WARNING: i sometimes like to not follow sewing rules, but rather just whack things together and see how they turn out. This is one of those occasions.
Take the scraps from the flannelette sheet that you used from the quilt (or just whatever is lying around that is thick). Cut out squares of it. Here there are 4, but I think I omitted one and just had 3, as it was a little tooooo thick. Pin together.
Get out other fabric scraps and cut them however you please, so long as you can piece them together to create a square of the same size as the flannelette pieces.
Sew together and pinking shear the edges (love a crimped edge, one of the simple pleasures in life!)
Sandwich the layers of flannelette between the two patterned fabric layers, pin together and start sewing them altogether. Create whichever pattern you like. Here I followed the seams that had to be created because of the scrap fabric.

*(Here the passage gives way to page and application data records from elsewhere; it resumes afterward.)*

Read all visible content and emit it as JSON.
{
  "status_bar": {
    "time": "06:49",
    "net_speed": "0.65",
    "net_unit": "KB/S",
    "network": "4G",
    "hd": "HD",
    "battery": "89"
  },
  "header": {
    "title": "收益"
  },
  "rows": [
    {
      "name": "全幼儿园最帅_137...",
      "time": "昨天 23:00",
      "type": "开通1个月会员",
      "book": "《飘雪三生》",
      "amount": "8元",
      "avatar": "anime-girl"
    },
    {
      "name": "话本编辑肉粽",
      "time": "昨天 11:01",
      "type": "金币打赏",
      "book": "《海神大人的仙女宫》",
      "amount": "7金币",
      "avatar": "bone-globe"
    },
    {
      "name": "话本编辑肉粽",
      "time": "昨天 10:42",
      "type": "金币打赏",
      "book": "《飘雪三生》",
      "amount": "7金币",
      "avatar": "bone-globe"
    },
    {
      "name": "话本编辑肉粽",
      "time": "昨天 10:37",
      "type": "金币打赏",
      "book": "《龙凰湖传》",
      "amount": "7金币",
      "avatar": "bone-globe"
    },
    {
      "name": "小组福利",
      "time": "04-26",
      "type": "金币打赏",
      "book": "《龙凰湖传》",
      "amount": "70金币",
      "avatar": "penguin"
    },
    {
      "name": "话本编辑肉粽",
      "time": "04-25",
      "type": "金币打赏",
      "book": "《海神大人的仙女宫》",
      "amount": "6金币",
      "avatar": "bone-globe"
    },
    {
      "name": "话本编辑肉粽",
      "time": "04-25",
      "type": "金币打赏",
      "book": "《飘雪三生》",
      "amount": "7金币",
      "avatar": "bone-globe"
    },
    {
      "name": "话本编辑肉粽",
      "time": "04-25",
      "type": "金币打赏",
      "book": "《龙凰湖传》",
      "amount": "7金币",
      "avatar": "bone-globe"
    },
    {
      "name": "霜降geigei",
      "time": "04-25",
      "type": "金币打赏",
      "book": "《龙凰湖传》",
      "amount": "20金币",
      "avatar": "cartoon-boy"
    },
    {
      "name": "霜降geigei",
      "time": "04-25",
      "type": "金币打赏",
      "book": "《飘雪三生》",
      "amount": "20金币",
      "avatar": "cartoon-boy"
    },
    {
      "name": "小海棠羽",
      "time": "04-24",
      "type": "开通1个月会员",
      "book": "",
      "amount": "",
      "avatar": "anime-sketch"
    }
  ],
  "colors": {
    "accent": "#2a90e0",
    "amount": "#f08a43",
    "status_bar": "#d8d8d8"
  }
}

Then crossed over them horizontally and then diagonally.
After sewing together, trim down edges so that they are all roughly even.
Pick out a pretty seam binding. This one was really too narrow, so a wider one would make it easier to bind the edges with.
Because the binding was narrow, i unfolded it and pressed it out flat.
Then i folded it over, pressing it so that on side was a smidgeon shorter than the other. By doing this, and sewing with the shorter side face up, it ensures that you will have caught all the binding on the underside, and thus not have any nasty areas where it hasn't been sewn on both sides.
Pin like there is no tomorrow.
Sew it. I like to use a clear presser foot in situations like this, as it enables you to actually see what you are doing with the needle and the fabric, especially when you are sewing very close to the edge, but not wanting to go over it.
With the excess binding, make a loop in one of the corners, so that it can be hung from a hook for storage (and display!). Sew it down.
Ta da! One heat-proof tea pot holder (well, maybe that is a slight exaggeration. Slightly Heat Preventative Pot Holder would be more appropriate). I ended up doing another row of stitching around the binding, just to be extra sure that it had caught all the layers together.
And here is it in action!
No more burnt hands pour moi!